- [AVAILABLE DATA]:
============

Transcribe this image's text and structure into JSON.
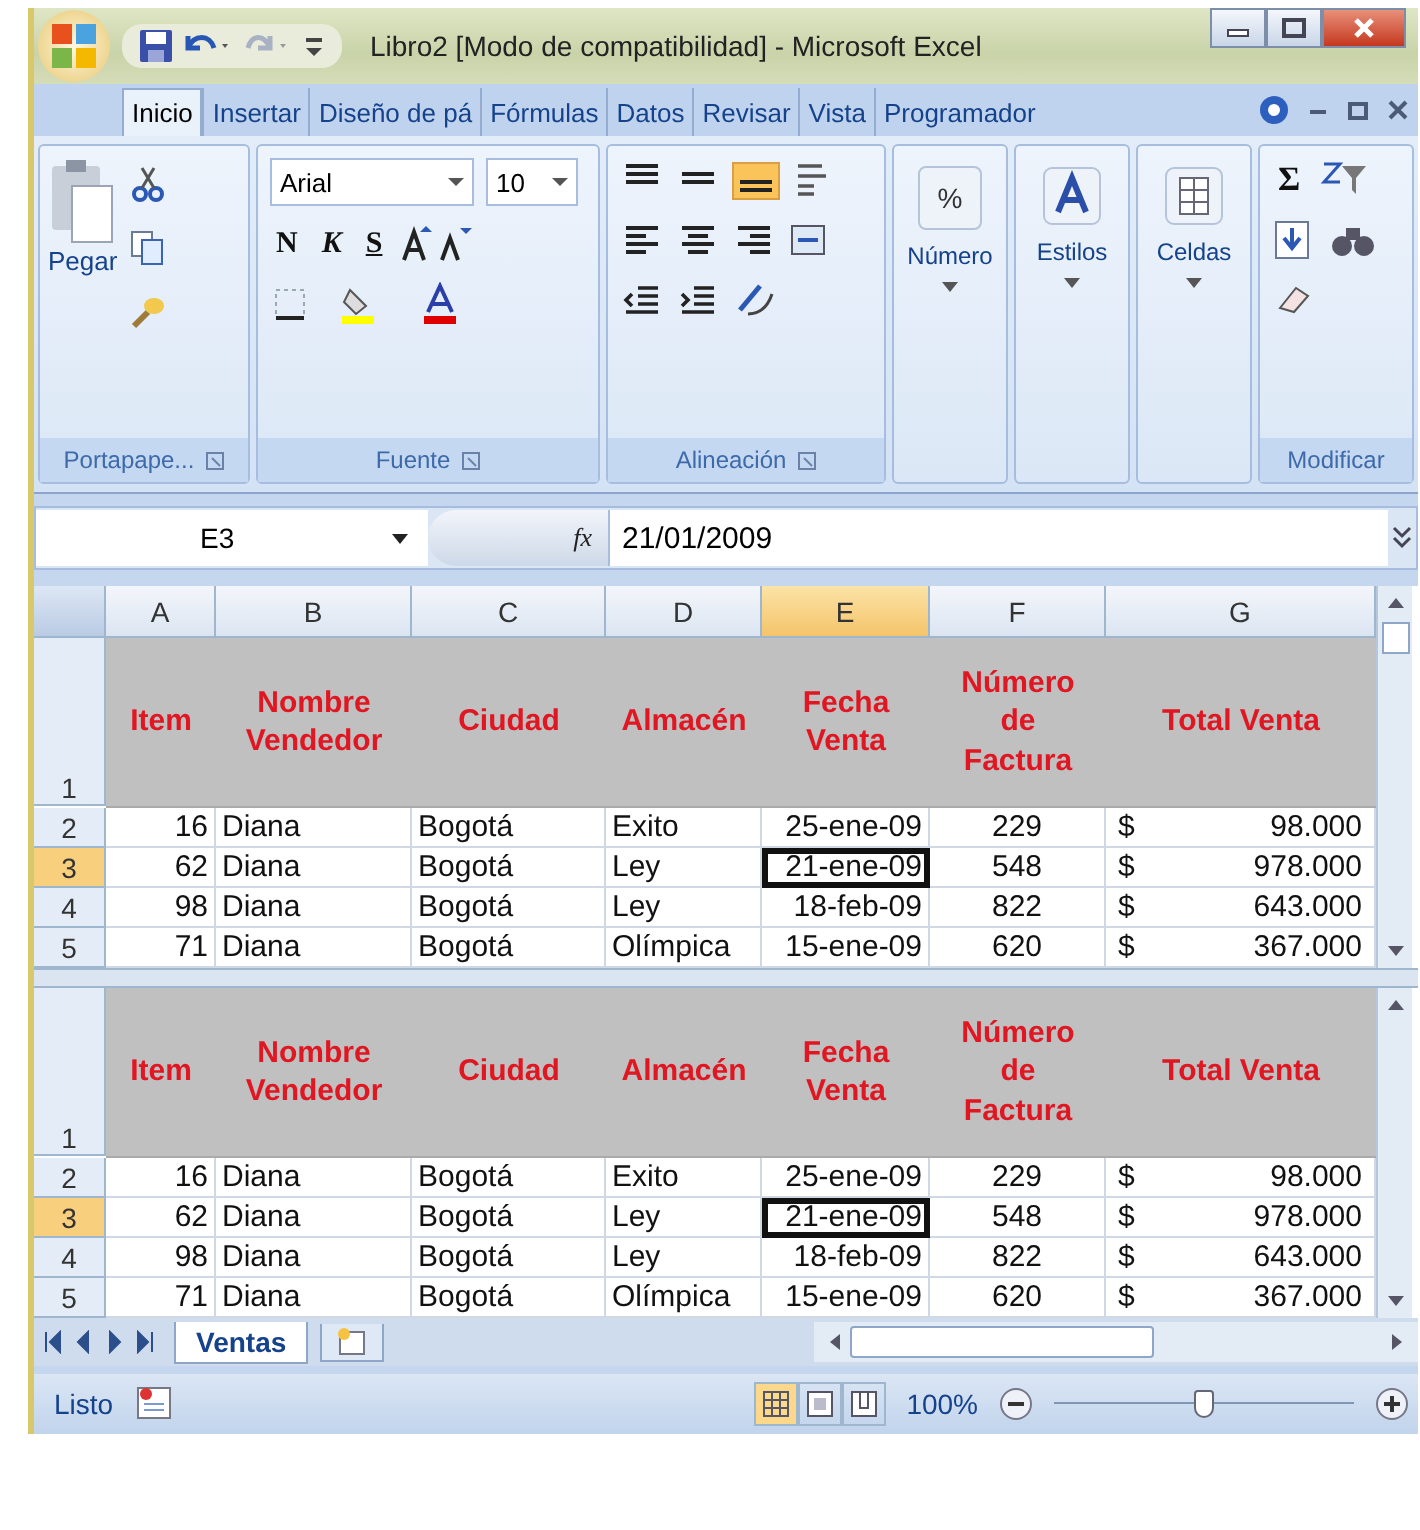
{
  "window": {
    "title": "Libro2  [Modo de compatibilidad] - Microsoft Excel"
  },
  "ribbon_tabs": [
    {
      "label": "Inicio",
      "selected": true
    },
    {
      "label": "Insertar",
      "selected": false
    },
    {
      "label": "Diseño de pá",
      "selected": false
    },
    {
      "label": "Fórmulas",
      "selected": false
    },
    {
      "label": "Datos",
      "selected": false
    },
    {
      "label": "Revisar",
      "selected": false
    },
    {
      "label": "Vista",
      "selected": false
    },
    {
      "label": "Programador",
      "selected": false
    }
  ],
  "ribbon": {
    "clipboard": {
      "paste_label": "Pegar",
      "title": "Portapape..."
    },
    "font": {
      "font_name": "Arial",
      "font_size": "10",
      "bold_label": "N",
      "italic_label": "K",
      "underline_label": "S",
      "title": "Fuente"
    },
    "alignment": {
      "title": "Alineación",
      "bottom_selected": true
    },
    "number": {
      "symbol": "%",
      "label": "Número"
    },
    "styles": {
      "label": "Estilos"
    },
    "cells": {
      "label": "Celdas"
    },
    "editing": {
      "sum_symbol": "Σ",
      "title": "Modificar"
    }
  },
  "formula_bar": {
    "name_box": "E3",
    "function_label": "fx",
    "value": "21/01/2009"
  },
  "panes": [
    {
      "columns": [
        {
          "label": "A",
          "selected": false
        },
        {
          "label": "B",
          "selected": false
        },
        {
          "label": "C",
          "selected": false
        },
        {
          "label": "D",
          "selected": false
        },
        {
          "label": "E",
          "selected": true
        },
        {
          "label": "F",
          "selected": false
        },
        {
          "label": "G",
          "selected": false
        }
      ],
      "header_row": {
        "number": "1",
        "cells": [
          "Item",
          "Nombre\nVendedor",
          "Ciudad",
          "Almacén",
          "Fecha\nVenta",
          "Número\nde\nFactura",
          "Total Venta"
        ]
      },
      "rows": [
        {
          "number": "2",
          "selected": false,
          "cells": [
            {
              "text": "16",
              "active": false
            },
            {
              "text": "Diana",
              "active": false
            },
            {
              "text": "Bogotá",
              "active": false
            },
            {
              "text": "Exito",
              "active": false
            },
            {
              "text": "25-ene-09",
              "active": false
            },
            {
              "text": "229",
              "active": false
            },
            {
              "prefix": "$",
              "text": "98.000",
              "active": false
            }
          ]
        },
        {
          "number": "3",
          "selected": true,
          "cells": [
            {
              "text": "62",
              "active": false
            },
            {
              "text": "Diana",
              "active": false
            },
            {
              "text": "Bogotá",
              "active": false
            },
            {
              "text": "Ley",
              "active": false
            },
            {
              "text": "21-ene-09",
              "active": true
            },
            {
              "text": "548",
              "active": false
            },
            {
              "prefix": "$",
              "text": "978.000",
              "active": false
            }
          ]
        },
        {
          "number": "4",
          "selected": false,
          "cells": [
            {
              "text": "98",
              "active": false
            },
            {
              "text": "Diana",
              "active": false
            },
            {
              "text": "Bogotá",
              "active": false
            },
            {
              "text": "Ley",
              "active": false
            },
            {
              "text": "18-feb-09",
              "active": false
            },
            {
              "text": "822",
              "active": false
            },
            {
              "prefix": "$",
              "text": "643.000",
              "active": false
            }
          ]
        },
        {
          "number": "5",
          "selected": false,
          "cells": [
            {
              "text": "71",
              "active": false
            },
            {
              "text": "Diana",
              "active": false
            },
            {
              "text": "Bogotá",
              "active": false
            },
            {
              "text": "Olímpica",
              "active": false
            },
            {
              "text": "15-ene-09",
              "active": false
            },
            {
              "text": "620",
              "active": false
            },
            {
              "prefix": "$",
              "text": "367.000",
              "active": false
            }
          ]
        }
      ]
    },
    {
      "header_row": {
        "number": "1",
        "cells": [
          "Item",
          "Nombre\nVendedor",
          "Ciudad",
          "Almacén",
          "Fecha\nVenta",
          "Número\nde\nFactura",
          "Total Venta"
        ]
      },
      "rows": [
        {
          "number": "2",
          "selected": false,
          "cells": [
            {
              "text": "16",
              "active": false
            },
            {
              "text": "Diana",
              "active": false
            },
            {
              "text": "Bogotá",
              "active": false
            },
            {
              "text": "Exito",
              "active": false
            },
            {
              "text": "25-ene-09",
              "active": false
            },
            {
              "text": "229",
              "active": false
            },
            {
              "prefix": "$",
              "text": "98.000",
              "active": false
            }
          ]
        },
        {
          "number": "3",
          "selected": true,
          "cells": [
            {
              "text": "62",
              "active": false
            },
            {
              "text": "Diana",
              "active": false
            },
            {
              "text": "Bogotá",
              "active": false
            },
            {
              "text": "Ley",
              "active": false
            },
            {
              "text": "21-ene-09",
              "active": true
            },
            {
              "text": "548",
              "active": false
            },
            {
              "prefix": "$",
              "text": "978.000",
              "active": false
            }
          ]
        },
        {
          "number": "4",
          "selected": false,
          "cells": [
            {
              "text": "98",
              "active": false
            },
            {
              "text": "Diana",
              "active": false
            },
            {
              "text": "Bogotá",
              "active": false
            },
            {
              "text": "Ley",
              "active": false
            },
            {
              "text": "18-feb-09",
              "active": false
            },
            {
              "text": "822",
              "active": false
            },
            {
              "prefix": "$",
              "text": "643.000",
              "active": false
            }
          ]
        },
        {
          "number": "5",
          "selected": false,
          "cells": [
            {
              "text": "71",
              "active": false
            },
            {
              "text": "Diana",
              "active": false
            },
            {
              "text": "Bogotá",
              "active": false
            },
            {
              "text": "Olímpica",
              "active": false
            },
            {
              "text": "15-ene-09",
              "active": false
            },
            {
              "text": "620",
              "active": false
            },
            {
              "prefix": "$",
              "text": "367.000",
              "active": false
            }
          ]
        }
      ]
    }
  ],
  "sheet_tabs": [
    {
      "label": "Ventas",
      "selected": true
    }
  ],
  "status_bar": {
    "status": "Listo",
    "views": [
      {
        "kind": "normal",
        "selected": true
      },
      {
        "kind": "layout",
        "selected": false
      },
      {
        "kind": "pagebreak",
        "selected": false
      }
    ],
    "zoom": "100%",
    "zoom_slider": {
      "level": 0.5
    }
  }
}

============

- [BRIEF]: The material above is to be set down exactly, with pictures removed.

- [EXERCISE OUTPUT]:
Transcribe this image's text and structure into JSON.
{
  "window": {
    "title": "Libro2  [Modo de compatibilidad] - Microsoft Excel"
  },
  "ribbon_tabs": [
    {
      "label": "Inicio",
      "selected": true
    },
    {
      "label": "Insertar",
      "selected": false
    },
    {
      "label": "Diseño de pá",
      "selected": false
    },
    {
      "label": "Fórmulas",
      "selected": false
    },
    {
      "label": "Datos",
      "selected": false
    },
    {
      "label": "Revisar",
      "selected": false
    },
    {
      "label": "Vista",
      "selected": false
    },
    {
      "label": "Programador",
      "selected": false
    }
  ],
  "ribbon": {
    "clipboard": {
      "paste_label": "Pegar",
      "title": "Portapape..."
    },
    "font": {
      "font_name": "Arial",
      "font_size": "10",
      "bold_label": "N",
      "italic_label": "K",
      "underline_label": "S",
      "title": "Fuente"
    },
    "alignment": {
      "title": "Alineación",
      "bottom_selected": true
    },
    "number": {
      "symbol": "%",
      "label": "Número"
    },
    "styles": {
      "label": "Estilos"
    },
    "cells": {
      "label": "Celdas"
    },
    "editing": {
      "sum_symbol": "Σ",
      "title": "Modificar"
    }
  },
  "formula_bar": {
    "name_box": "E3",
    "function_label": "fx",
    "value": "21/01/2009"
  },
  "panes": [
    {
      "columns": [
        {
          "label": "A",
          "selected": false
        },
        {
          "label": "B",
          "selected": false
        },
        {
          "label": "C",
          "selected": false
        },
        {
          "label": "D",
          "selected": false
        },
        {
          "label": "E",
          "selected": true
        },
        {
          "label": "F",
          "selected": false
        },
        {
          "label": "G",
          "selected": false
        }
      ],
      "header_row": {
        "number": "1",
        "cells": [
          "Item",
          "Nombre\nVendedor",
          "Ciudad",
          "Almacén",
          "Fecha\nVenta",
          "Número\nde\nFactura",
          "Total Venta"
        ]
      },
      "rows": [
        {
          "number": "2",
          "selected": false,
          "cells": [
            {
              "text": "16",
              "active": false
            },
            {
              "text": "Diana",
              "active": false
            },
            {
              "text": "Bogotá",
              "active": false
            },
            {
              "text": "Exito",
              "active": false
            },
            {
              "text": "25-ene-09",
              "active": false
            },
            {
              "text": "229",
              "active": false
            },
            {
              "prefix": "$",
              "text": "98.000",
              "active": false
            }
          ]
        },
        {
          "number": "3",
          "selected": true,
          "cells": [
            {
              "text": "62",
              "active": false
            },
            {
              "text": "Diana",
              "active": false
            },
            {
              "text": "Bogotá",
              "active": false
            },
            {
              "text": "Ley",
              "active": false
            },
            {
              "text": "21-ene-09",
              "active": true
            },
            {
              "text": "548",
              "active": false
            },
            {
              "prefix": "$",
              "text": "978.000",
              "active": false
            }
          ]
        },
        {
          "number": "4",
          "selected": false,
          "cells": [
            {
              "text": "98",
              "active": false
            },
            {
              "text": "Diana",
              "active": false
            },
            {
              "text": "Bogotá",
              "active": false
            },
            {
              "text": "Ley",
              "active": false
            },
            {
              "text": "18-feb-09",
              "active": false
            },
            {
              "text": "822",
              "active": false
            },
            {
              "prefix": "$",
              "text": "643.000",
              "active": false
            }
          ]
        },
        {
          "number": "5",
          "selected": false,
          "cells": [
            {
              "text": "71",
              "active": false
            },
            {
              "text": "Diana",
              "active": false
            },
            {
              "text": "Bogotá",
              "active": false
            },
            {
              "text": "Olímpica",
              "active": false
            },
            {
              "text": "15-ene-09",
              "active": false
            },
            {
              "text": "620",
              "active": false
            },
            {
              "prefix": "$",
              "text": "367.000",
              "active": false
            }
          ]
        }
      ]
    },
    {
      "header_row": {
        "number": "1",
        "cells": [
          "Item",
          "Nombre\nVendedor",
          "Ciudad",
          "Almacén",
          "Fecha\nVenta",
          "Número\nde\nFactura",
          "Total Venta"
        ]
      },
      "rows": [
        {
          "number": "2",
          "selected": false,
          "cells": [
            {
              "text": "16",
              "active": false
            },
            {
              "text": "Diana",
              "active": false
            },
            {
              "text": "Bogotá",
              "active": false
            },
            {
              "text": "Exito",
              "active": false
            },
            {
              "text": "25-ene-09",
              "active": false
            },
            {
              "text": "229",
              "active": false
            },
            {
              "prefix": "$",
              "text": "98.000",
              "active": false
            }
          ]
        },
        {
          "number": "3",
          "selected": true,
          "cells": [
            {
              "text": "62",
              "active": false
            },
            {
              "text": "Diana",
              "active": false
            },
            {
              "text": "Bogotá",
              "active": false
            },
            {
              "text": "Ley",
              "active": false
            },
            {
              "text": "21-ene-09",
              "active": true
            },
            {
              "text": "548",
              "active": false
            },
            {
              "prefix": "$",
              "text": "978.000",
              "active": false
            }
          ]
        },
        {
          "number": "4",
          "selected": false,
          "cells": [
            {
              "text": "98",
              "active": false
            },
            {
              "text": "Diana",
              "active": false
            },
            {
              "text": "Bogotá",
              "active": false
            },
            {
              "text": "Ley",
              "active": false
            },
            {
              "text": "18-feb-09",
              "active": false
            },
            {
              "text": "822",
              "active": false
            },
            {
              "prefix": "$",
              "text": "643.000",
              "active": false
            }
          ]
        },
        {
          "number": "5",
          "selected": false,
          "cells": [
            {
              "text": "71",
              "active": false
            },
            {
              "text": "Diana",
              "active": false
            },
            {
              "text": "Bogotá",
              "active": false
            },
            {
              "text": "Olímpica",
              "active": false
            },
            {
              "text": "15-ene-09",
              "active": false
            },
            {
              "text": "620",
              "active": false
            },
            {
              "prefix": "$",
              "text": "367.000",
              "active": false
            }
          ]
        }
      ]
    }
  ],
  "sheet_tabs": [
    {
      "label": "Ventas",
      "selected": true
    }
  ],
  "status_bar": {
    "status": "Listo",
    "views": [
      {
        "kind": "normal",
        "selected": true
      },
      {
        "kind": "layout",
        "selected": false
      },
      {
        "kind": "pagebreak",
        "selected": false
      }
    ],
    "zoom": "100%",
    "zoom_slider": {
      "level": 0.5
    }
  }
}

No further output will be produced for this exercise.